Let’s talk about books and movies, shall we? Specifically, one series of books and a string of mini-series based on those books. In 1978, Armistead Maupin published “Tales of the City”, a collection of related stories he had written for the San Francisco Chronicle, a serial that had proven enormously popular, regionally. The stories center around a rooming house at 28 Barbary Lane in San Francisco, wherein resided a wildly-divergent group of people, some of whom happened to be gay.
As a young gayling in Oklahoma, I snatched that book up as soon as I could get my hands on it. I needed to know more about my people, even if those people only existed in the mind of another writer. (Of course, I had to do this snatching on the down-low, because it was Oklahoma, and showing the tiniest hint of interest in San Francisco (known by homophobes across the nation at that time as “the place where the fags live”) could get your ass kicked or killed. Not kidding, true story. And in some parts of Oklahoma, and Texas, and, well, any red state, it still can. Ignorance and bigotry leave deep stains that are hard to wash out.
Potential ass-kicking aside, I loved the book. It was a vision of freedom and acceptance that was hard for me to accept as a possibility, but at least I could dream about it. It’s not the greatest book, ever, but it is a fine one, indeed. Over the next decade or so, Armistead continued the story in five other books. (He eventually produced three more, but the original six are considered the core story.) In 1993, PBS released a mini-series based on the first book. Showtime then took over and released mini-series based on the second and third books, in 1998 and 2001. I’m only mentioning all of this to show that I have been deeply-invested in these characters since before I could legally drive, and that was many centuries ago.
Recently, Netflix dropped a new mini-series, a revisit to San Francisco wherein we pick up the story decades later in the (relative) present day. Partner and I were giddy with anticipation, so as preparation we marathoned all three of the original series. (And all three of them still hold up, despite the fact that the actors playing some of the characters fluctuated over time. Some of the story arcs are hokey and mildly absurd, but the baseline acceptance of messy people in all their glory still rings true. That’s very important to me. We all stumble. And the people who help you get back on your feet are the people you cling to, tightly.
All of the proceeding leads to the actual crux of this post. (Yes, I know, it takes me a while to get there.) Earlier this afternoon, Partner and I watched Episode 4 of the new series. There is one segment where a couple in the story (older guy, younger guy, it happens) attend a dinner party, with the attendees of said party being all older except for young lover. At one point, Young Lover objects to one of the olders who has just referred to transitioning people as “trannies”. Young Lover (and we as viewers) knows transitioning people, and he finds the label offensive.

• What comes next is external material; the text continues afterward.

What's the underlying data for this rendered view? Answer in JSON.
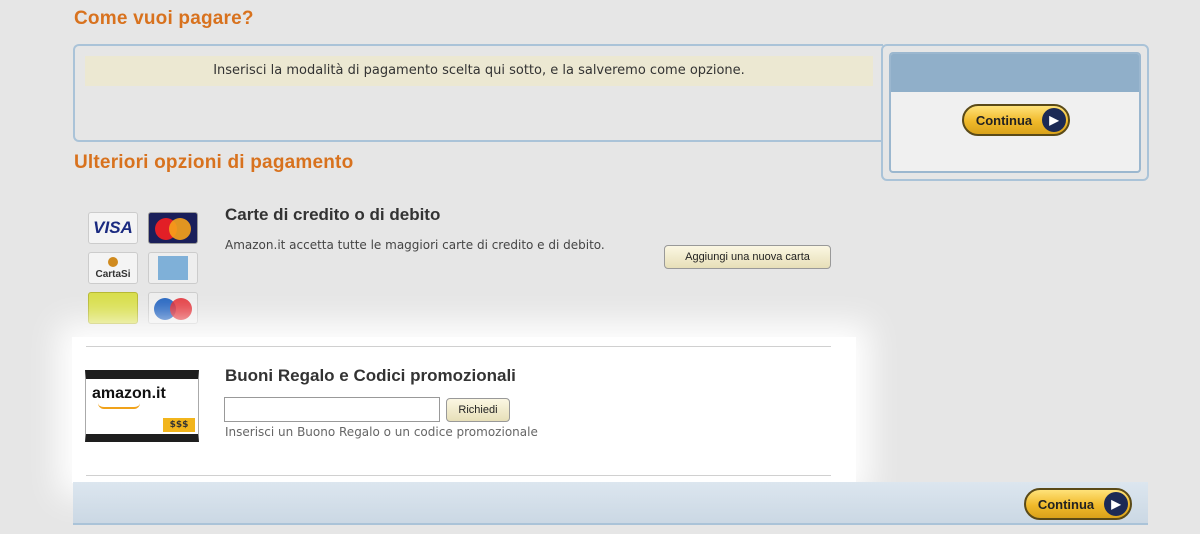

In the interchange that follows, one of the olders (actor Stephen Spinella, in an amazing monologue) goes off on Young Lover, making it very clear that the youth of today have no idea what is was like “back then”, they have no conception of how hard people fought to give them the rights they now take for granted, and that someone who has never experienced true oppression and suffering has no right to tell someone else who has experienced such what they should or should not do or say.
Young Lover, by the way, is black. And gay. So of course he knows about oppression, how could he not in a country where the asshole at 1600 Pennsylvania Avenue stokes the fires of racism every day? Yes, Young Lover has his valid points. But so does the Old Queen, and I side with him. (Yes, I just used one of the labels we shouldn’t use. Because I lost loved ones to AIDS and I survived the open-carry bigots in Oklahoma and I marched and I fought and I did everything I could to ensure that one day a young gayling could buy a copy of Tales of the City and not have to worry about who saw him doing so.)
Shortly after this powerful scene, there’s a related one outside the dinner-party house, a dialogue between Younger Lover and Older. Younger asks Older why he didn’t defend him and why he never talks about his past. Older responds with some of the most precise lines I have ever heard about the dark madness of the AIDS epidemic. It’s beautiful and poetic and heart-wrenching.
Naturally, because my heart is so far out on my sleeve that it’s in a different zip code, I burst into tears while the flashbacks pummeled. (Cleo the Cat looked at me with concern, mostly worried about how all this might affect the status of her food bowl, but she did at least touch my leg with one of her paws, showing moderate support.) The right writer in the right situation can move mountains, and the mountains certainly moved for me.
We’ll wrap things up with a few questions.
Is it possible to appreciate what you have if you’ve never gone without?
Are the younger generations able to learn from the older, or do they have to experience life in order to reach any conclusions?
Have you done what you can to ensure that both the older and the younger get the chance to finally find their own 28 Barbary Lane?
Thanks for listening. I just couldn’t let this moment go without some degree of introspection. Tomorrow, we’re back to the funny.
Categories: My Life